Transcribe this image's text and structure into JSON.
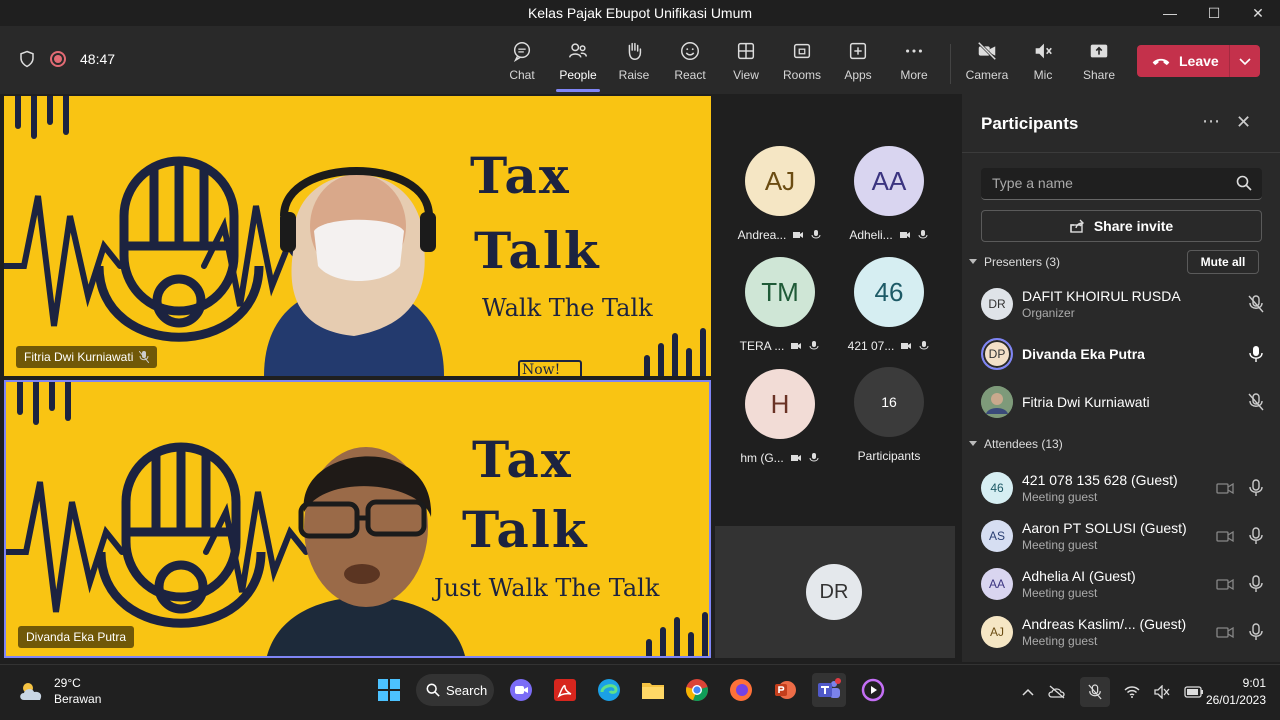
{
  "window": {
    "title": "Kelas Pajak Ebupot Unifikasi Umum",
    "controls": [
      "—",
      "☐",
      "✕"
    ]
  },
  "meeting": {
    "timer": "48:47"
  },
  "toolbar": {
    "buttons": [
      {
        "label": "Chat",
        "icon": "chat-icon"
      },
      {
        "label": "People",
        "icon": "people-icon"
      },
      {
        "label": "Raise",
        "icon": "raise-hand-icon"
      },
      {
        "label": "React",
        "icon": "react-icon"
      },
      {
        "label": "View",
        "icon": "view-icon"
      },
      {
        "label": "Rooms",
        "icon": "rooms-icon"
      },
      {
        "label": "Apps",
        "icon": "apps-icon"
      },
      {
        "label": "More",
        "icon": "more-icon"
      },
      {
        "label": "Camera",
        "icon": "camera-off-icon"
      },
      {
        "label": "Mic",
        "icon": "mic-off-icon"
      },
      {
        "label": "Share",
        "icon": "share-icon"
      }
    ],
    "leave_label": "Leave",
    "accent": "#7f85f5",
    "leave_color": "#c4314b"
  },
  "videos": [
    {
      "name": "Fitria Dwi Kurniawati",
      "poster_title_1": "Tax",
      "poster_title_2": "Talk",
      "poster_sub": "Walk The Talk",
      "poster_bottom": "Now!"
    },
    {
      "name": "Divanda Eka Putra",
      "poster_title_1": "Tax",
      "poster_title_2": "Talk",
      "poster_sub": "Just Walk The Talk"
    }
  ],
  "grid": {
    "tiles": [
      {
        "initials": "AJ",
        "label": "Andrea...",
        "color": "#f5e6c4"
      },
      {
        "initials": "AA",
        "label": "Adheli...",
        "color": "#d9d5f0"
      },
      {
        "initials": "TM",
        "label": "TERA ...",
        "color": "#cfe6d6"
      },
      {
        "initials": "46",
        "label": "421 07...",
        "color": "#d6eef2"
      },
      {
        "initials": "H",
        "label": "hm (G...",
        "color": "#f2dcd6"
      }
    ],
    "overflow_count": "16",
    "overflow_label": "Participants",
    "self_initials": "DR"
  },
  "panel": {
    "title": "Participants",
    "search_placeholder": "Type a name",
    "share_invite": "Share invite",
    "presenters_header": "Presenters (3)",
    "mute_all": "Mute all",
    "attendees_header": "Attendees (13)",
    "presenters": [
      {
        "initials": "DR",
        "name": "DAFIT KHOIRUL RUSDA",
        "role": "Organizer",
        "color": "#dfe3e8"
      },
      {
        "initials": "DP",
        "name": "Divanda Eka Putra",
        "role": "",
        "color": "#f3e0c8"
      },
      {
        "initials": "",
        "name": "Fitria Dwi Kurniawati",
        "role": "",
        "color": "#6b8f6b"
      }
    ],
    "attendees": [
      {
        "initials": "46",
        "name": "421 078 135 628 (Guest)",
        "role": "Meeting guest",
        "color": "#d6eef2"
      },
      {
        "initials": "AS",
        "name": "Aaron PT SOLUSI (Guest)",
        "role": "Meeting guest",
        "color": "#d6def2"
      },
      {
        "initials": "AA",
        "name": "Adhelia AI (Guest)",
        "role": "Meeting guest",
        "color": "#d9d5f0"
      },
      {
        "initials": "AJ",
        "name": "Andreas Kaslim/...  (Guest)",
        "role": "Meeting guest",
        "color": "#f5e6c4"
      }
    ]
  },
  "taskbar": {
    "temperature": "29°C",
    "weather": "Berawan",
    "search_label": "Search",
    "time": "9:01",
    "date": "26/01/2023"
  }
}
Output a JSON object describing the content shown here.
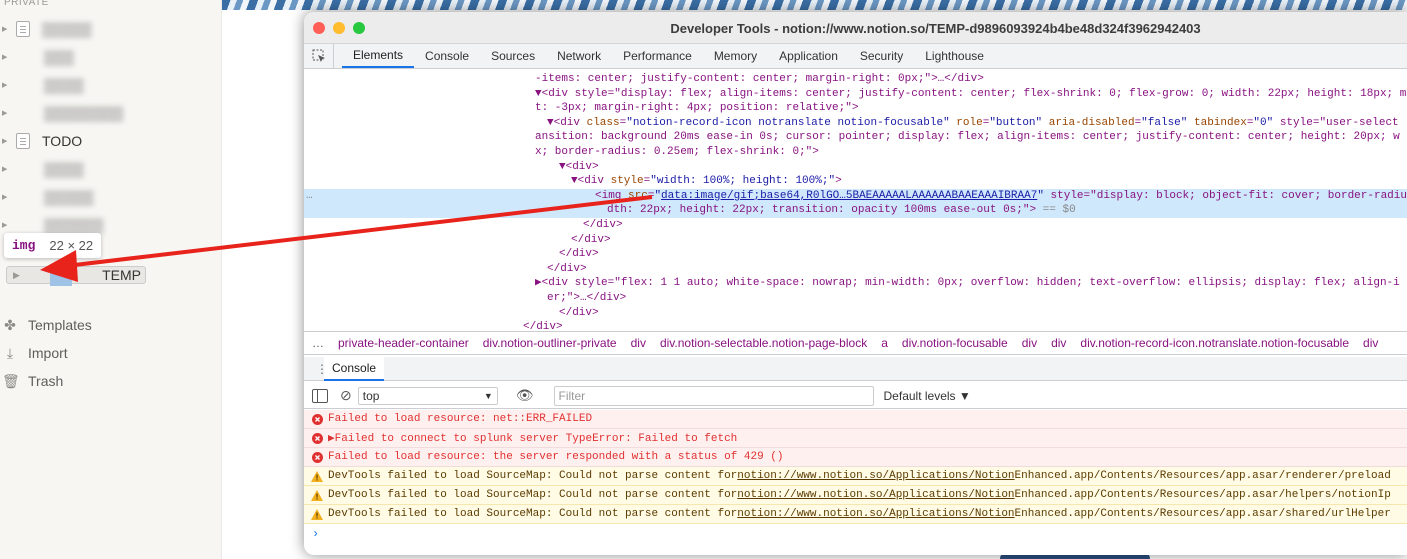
{
  "sidebar": {
    "section_label": "PRIVATE",
    "pages": [
      {
        "label": "▒▒▒▒▒",
        "blurred": true,
        "icon": "page-icon"
      },
      {
        "label": "▒▒▒",
        "blurred": true,
        "icon": "none"
      },
      {
        "label": "▒▒▒▒",
        "blurred": true,
        "icon": "none"
      },
      {
        "label": "▒▒▒▒▒▒▒▒",
        "blurred": true,
        "icon": "none"
      },
      {
        "label": "TODO",
        "blurred": false,
        "icon": "page-icon"
      },
      {
        "label": "▒▒▒▒",
        "blurred": true,
        "icon": "none"
      },
      {
        "label": "▒▒▒▒▒",
        "blurred": true,
        "icon": "none"
      },
      {
        "label": "▒▒▒▒▒▒",
        "blurred": true,
        "icon": "none"
      }
    ],
    "temp_label": "TEMP",
    "bottom": [
      {
        "label": "Templates",
        "icon": "templates-icon"
      },
      {
        "label": "Import",
        "icon": "import-icon"
      },
      {
        "label": "Trash",
        "icon": "trash-icon"
      }
    ]
  },
  "tooltip": {
    "tag": "img",
    "size": "22 × 22"
  },
  "devtools": {
    "title": "Developer Tools - notion://www.notion.so/TEMP-d9896093924b4be48d324f3962942403",
    "tabs": [
      "Elements",
      "Console",
      "Sources",
      "Network",
      "Performance",
      "Memory",
      "Application",
      "Security",
      "Lighthouse"
    ],
    "active_tab": "Elements",
    "code_lines": [
      "-items: center; justify-content: center; margin-right: 0px;\">…</div>",
      "▼<div style=\"display: flex; align-items: center; justify-content: center; flex-shrink: 0; flex-grow: 0; width: 22px; height: 18px; ma",
      "t: -3px; margin-right: 4px; position: relative;\">",
      "▼<div class=\"notion-record-icon notranslate notion-focusable\" role=\"button\" aria-disabled=\"false\" tabindex=\"0\" style=\"user-select",
      "ansition: background 20ms ease-in 0s; cursor: pointer; display: flex; align-items: center; justify-content: center; height: 20px; w",
      "x; border-radius: 0.25em; flex-shrink: 0;\">",
      "▼<div>",
      "▼<div style=\"width: 100%; height: 100%;\">",
      "<img src=\"data:image/gif;base64,R0lGO…5BAEAAAAALAAAAAABAAEAAAIBRAA7\" style=\"display: block; object-fit: cover; border-radiu",
      "dth: 22px; height: 22px; transition: opacity 100ms ease-out 0s;\"> == $0",
      "</div>",
      "</div>",
      "</div>",
      "</div>",
      "▶<div style=\"flex: 1 1 auto; white-space: nowrap; min-width: 0px; overflow: hidden; text-overflow: ellipsis; display: flex; align-i",
      "er;\">…</div>",
      "</div>",
      "</div>"
    ],
    "highlight_prefix": "…",
    "breadcrumbs": [
      "…",
      "private-header-container",
      "div.notion-outliner-private",
      "div",
      "div.notion-selectable.notion-page-block",
      "a",
      "div.notion-focusable",
      "div",
      "div",
      "div.notion-record-icon.notranslate.notion-focusable",
      "div"
    ],
    "console_tab": "Console",
    "context": "top",
    "filter_placeholder": "Filter",
    "levels": "Default levels ▼",
    "messages": [
      {
        "type": "error",
        "text": "Failed to load resource: net::ERR_FAILED",
        "link": "",
        "rest": ""
      },
      {
        "type": "error",
        "text": "▶Failed to connect to splunk server TypeError: Failed to fetch",
        "link": "",
        "rest": ""
      },
      {
        "type": "error",
        "text": "Failed to load resource: the server responded with a status of 429 ()",
        "link": "",
        "rest": ""
      },
      {
        "type": "warning",
        "text": "DevTools failed to load SourceMap: Could not parse content for ",
        "link": "notion://www.notion.so/Applications/Notion",
        "rest": " Enhanced.app/Contents/Resources/app.asar/renderer/preload"
      },
      {
        "type": "warning",
        "text": "DevTools failed to load SourceMap: Could not parse content for ",
        "link": "notion://www.notion.so/Applications/Notion",
        "rest": " Enhanced.app/Contents/Resources/app.asar/helpers/notionIp"
      },
      {
        "type": "warning",
        "text": "DevTools failed to load SourceMap: Could not parse content for ",
        "link": "notion://www.notion.so/Applications/Notion",
        "rest": " Enhanced.app/Contents/Resources/app.asar/shared/urlHelper"
      }
    ],
    "prompt": "›"
  },
  "colors": {
    "error": "#e03030",
    "warning": "#5c3c00",
    "arrow": "#e8231b",
    "accent": "#1a73e8"
  }
}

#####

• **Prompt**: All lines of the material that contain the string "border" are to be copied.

• **Final answer**:
      "x; border-radius: 0.25em; flex-shrink: 0;\">",
      "<img src=\"data:image/gif;base64,R0lGO…5BAEAAAAALAAAAAABAAEAAAIBRAA7\" style=\"display: block; object-fit: cover; border-radiu",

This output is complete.